_Activity_
Find the string "name" in the data, then copy every line where it is found.

Items from an interface collection
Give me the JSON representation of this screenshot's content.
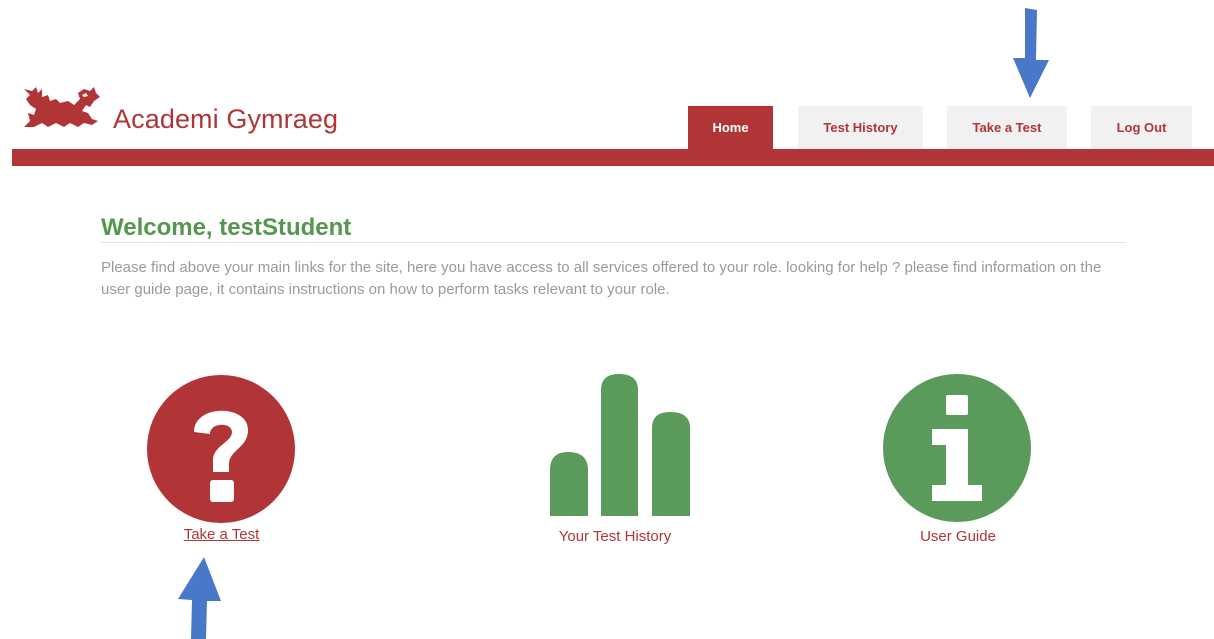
{
  "header": {
    "brand": "Academi Gymraeg",
    "logo_icon": "welsh-dragon-icon",
    "brand_color": "#b13536"
  },
  "nav": {
    "tabs": [
      {
        "label": "Home",
        "active": true
      },
      {
        "label": "Test History",
        "active": false
      },
      {
        "label": "Take a Test",
        "active": false
      },
      {
        "label": "Log Out",
        "active": false
      }
    ]
  },
  "main": {
    "welcome": "Welcome, testStudent",
    "intro": "Please find above your main links for the site, here you have access to all services offered to your role. looking for help ? please find information on the user guide page, it contains instructions on how to perform tasks relevant to your role."
  },
  "tiles": [
    {
      "label": "Take a Test",
      "icon": "question-circle-icon",
      "color": "#b13536"
    },
    {
      "label": "Your Test History",
      "icon": "bar-chart-icon",
      "color": "#5a9a5a"
    },
    {
      "label": "User Guide",
      "icon": "info-circle-icon",
      "color": "#5a9a5a"
    }
  ],
  "annotations": {
    "arrow_color": "#4a78c8"
  }
}
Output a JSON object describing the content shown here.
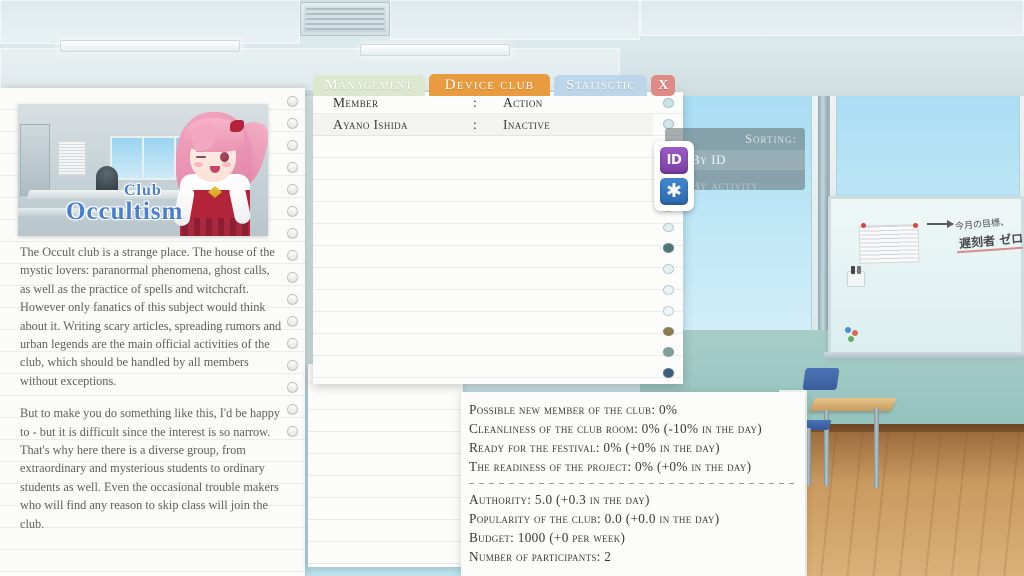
{
  "tabs": [
    {
      "label": "Management",
      "name": "tab-management",
      "state": "inactive"
    },
    {
      "label": "Device club",
      "name": "tab-device-club",
      "state": "active"
    },
    {
      "label": "Statisctic",
      "name": "tab-statistic",
      "state": "inactive"
    }
  ],
  "close_button": {
    "label": "X"
  },
  "member_table": {
    "headers": {
      "member": "Member",
      "separator": ":",
      "action": "Action"
    },
    "rows": [
      {
        "member": "Ayano Ishida",
        "separator": ":",
        "action": "Inactive"
      }
    ]
  },
  "sorting": {
    "title": "Sorting:",
    "options": [
      {
        "label": "By ID",
        "selected": true
      },
      {
        "label": "By activity",
        "selected": false
      }
    ],
    "buttons": [
      {
        "icon": "id-icon",
        "label": "ID",
        "color": "#8a4cb8"
      },
      {
        "icon": "asterisk-icon",
        "label": "✱",
        "color": "#3478c0"
      }
    ]
  },
  "club": {
    "title_small": "Club",
    "title_main": "Occultism",
    "description": [
      "The Occult club is a strange place. The house of the mystic lovers: paranormal phenomena, ghost calls, as well as the practice of spells and witchcraft. However only fanatics of this subject would think about it. Writing scary articles, spreading rumors and urban legends are the main official activities of the club, which should be handled by all members without exceptions.",
      "But to make you do something like this, I'd be happy to - but it is difficult since the interest is so narrow. That's why here there is a diverse group, from extraordinary and mysterious students to ordinary students as well. Even the occasional trouble makers who will find any reason to skip class will join the club."
    ]
  },
  "stats": {
    "group_one": [
      "Possible new member of the club: 0%",
      "Cleanliness of the club room: 0% (-10% in the day)",
      "Ready for the festival: 0% (+0% in the day)",
      "The readiness of the project: 0% (+0% in the day)"
    ],
    "group_two": [
      "Authority: 5.0 (+0.3 in the day)",
      "Popularity of the club: 0.0 (+0.0 in the day)",
      "Budget: 1000 (+0 per week)",
      "Number of participants: 2"
    ]
  },
  "whiteboard": {
    "note_line_1": "今月の目標、",
    "note_line_2": "遅刻者 ゼロ！！"
  },
  "colors": {
    "tab_active": "#e89b3f",
    "tab_management": "#dde7cd",
    "tab_statistic": "#bcd5e8",
    "close": "#e08a86",
    "title_blue": "#4a7fd0",
    "panel_bg": "#fcfcfb"
  },
  "panel_dots": [
    "#c9e4e8",
    "#cfe8ec",
    "#d8eef1",
    "#e6f3f4",
    "#eef7f8",
    "#e2f0f2",
    "#dff0f2",
    "#4f757f",
    "#e4f1f3",
    "#eaf4f5",
    "#f0f6f7",
    "#8f7c4a",
    "#7fa39c",
    "#3b5e7e"
  ],
  "swatches": [
    "#e6d6bd",
    "#2e4a46",
    "#9fc3bd",
    "#5a6b70",
    "#8a6236",
    "#a9844e",
    "#c9a469",
    "#d9bf8a",
    "#b9a279"
  ]
}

_Your solution_
      "name": "tab-management",
      "name": "tab-device-club",
      "name": "tab-statistic",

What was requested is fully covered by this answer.